Fairs, craft shows and bat flight
Sunflower Stables was the second barn sale to open in this area four years ago (the first being Bird & Barn, founded one year earlier.) Although popular in other areas of the South, barn sales, so named because they are held in barns, were still an unknown here. The debut of barn sales coincided with the popularity at that time of barn weddings, and a lot of the items sold in the sales were along that rustic, homespun line of decor.
“We chose a barn sale because we had been to them as consumers and liked the combination of crafts, antiques, jewelry, boutique items, etc., that were sold in that particular type of venue. We didn’t just want a craft show,” says Deborah Lofton, a founder of Sunflower Stables.
“The first one I ever went to was the Strawberry Patch barn sale in Hartsville, Tennessee. We decided if we would drive three hours there and three hours back to attend one, surely people would drive 30 minutes or so to come to one that we could host,” she explains.
And they did. Sunflower Stables has hosted more than 1,000 visitors over its two- day sale — and that was without the benefit of roadside visibility. Its location in a Cleveland barn couldn’t be seen from the road.
To correct that problem, the organizers of Sunflower Stables are moving this weekend’s fourth sale to the new Collegedale
In addition to moving the barn sale earlier in the fall, Friday’s show hours have been lengthened to 7 p.m. to allow people to stop by after work.
Commons, located just behind Imagination Station, the Collegedale City Hall and library branch.
“The Commons is a smaller space, but has given us more exposure to the community,” says Lofton. “It’s a more populated area, there’s a lot of excitement at that particular place right now with t he Commons having just opened, Cambridge Square being nearby and its Friday night markets. That whole area is bustling right now.”
More than 40 food and craft vendors will fill The Commons pavilion.
Lofton says in addition to moving the barn sale earlier in the fall, Friday’s show hours have been lengthened to 7 p. m. to allow people to stop by after work.
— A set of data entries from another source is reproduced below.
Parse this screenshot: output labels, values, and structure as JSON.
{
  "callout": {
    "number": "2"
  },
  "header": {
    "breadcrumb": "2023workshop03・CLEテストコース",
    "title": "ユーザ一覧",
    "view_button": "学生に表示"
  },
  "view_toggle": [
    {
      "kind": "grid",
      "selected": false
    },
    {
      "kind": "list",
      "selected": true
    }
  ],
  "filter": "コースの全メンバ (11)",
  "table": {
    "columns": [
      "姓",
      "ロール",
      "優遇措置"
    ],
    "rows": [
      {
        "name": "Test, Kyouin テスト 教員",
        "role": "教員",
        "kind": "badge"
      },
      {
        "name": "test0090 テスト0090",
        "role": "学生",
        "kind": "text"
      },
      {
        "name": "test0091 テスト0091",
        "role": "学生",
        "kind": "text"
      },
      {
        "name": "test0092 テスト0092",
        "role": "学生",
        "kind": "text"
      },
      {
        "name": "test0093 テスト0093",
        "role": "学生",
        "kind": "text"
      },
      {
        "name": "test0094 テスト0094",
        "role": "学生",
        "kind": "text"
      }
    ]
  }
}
Also new this year: four food trucks on-site, as well as expected festival concessions such as kettle corn and hot dogs.
“Having food trucks is a big deal to us because we’ve wanted to do that and couldn’t until this year,” Lofton says.
Barn sales are different from craft sales in that items sold are less the kitschy handmade crafts and lean more toward gift ideas. For example: decorative handmade signs by Nerdy Birds and whipped soap from Rustic Rooster.
Lofton estimates half of the crafts vendors are new to this market. Among the newcomers will be Jean Overmyer’s paintings, handmade greeting cards from 3weebirds, jewelry from Barn Door Boutique, Matilda Jane children’s clothing and scrapbooking products from Creations by Sweet.
“We are very excited about our new venue and new date this year,” Lofton says. “We have struggled with the cold and rain for the last couple of years and hopefully we can change that this year.”
BATS, BEER AND BLUEGRASS
To the bat cave! Ruby Falls and the Southeastern Cave Conservancy are presenting a conservation- themed event on Saturday that combines three local favorites — craft beers, barbecue and bluegrass by Slim Pickins and Caney Creek Company. The party will be capped with a viewing of endangered gray bats flying out of Fricks Cave. The bat-viewing is a fundraiser for the Stewardship Endowment Fund, which helps preserve 170 caves on 31 preserves in six states.
BEST ROAD TRIP
The Rotary Club in Pigeon Forge, Tennessee, has held a crafts show in Rotary Park for four decades. It’s set up under a red- striped tent in the big green space that’s easy to find right behind Pigeon Forge’s landmark, the Old Mill, near the attractions on Old Mill Square.
The P i ge o n Forge Rotary Club Craft Fair has 75 vendors exhibiting — but they don’t all stay the whole time. They can rotate in and out, which results in constantly changing merchandise.
This crafts show opens Sept. 26, but continues for a month. So leaf lookers who wait a couple of weeks can combine a quick weekend getaway to view foliage with shopping a crafts show in a setting surrounded by the beautiful Smoky Mountains.
Sunflower Stables Barn Sale is Friday and Saturday, Sept. 21-22, in the new Collegedale Commons.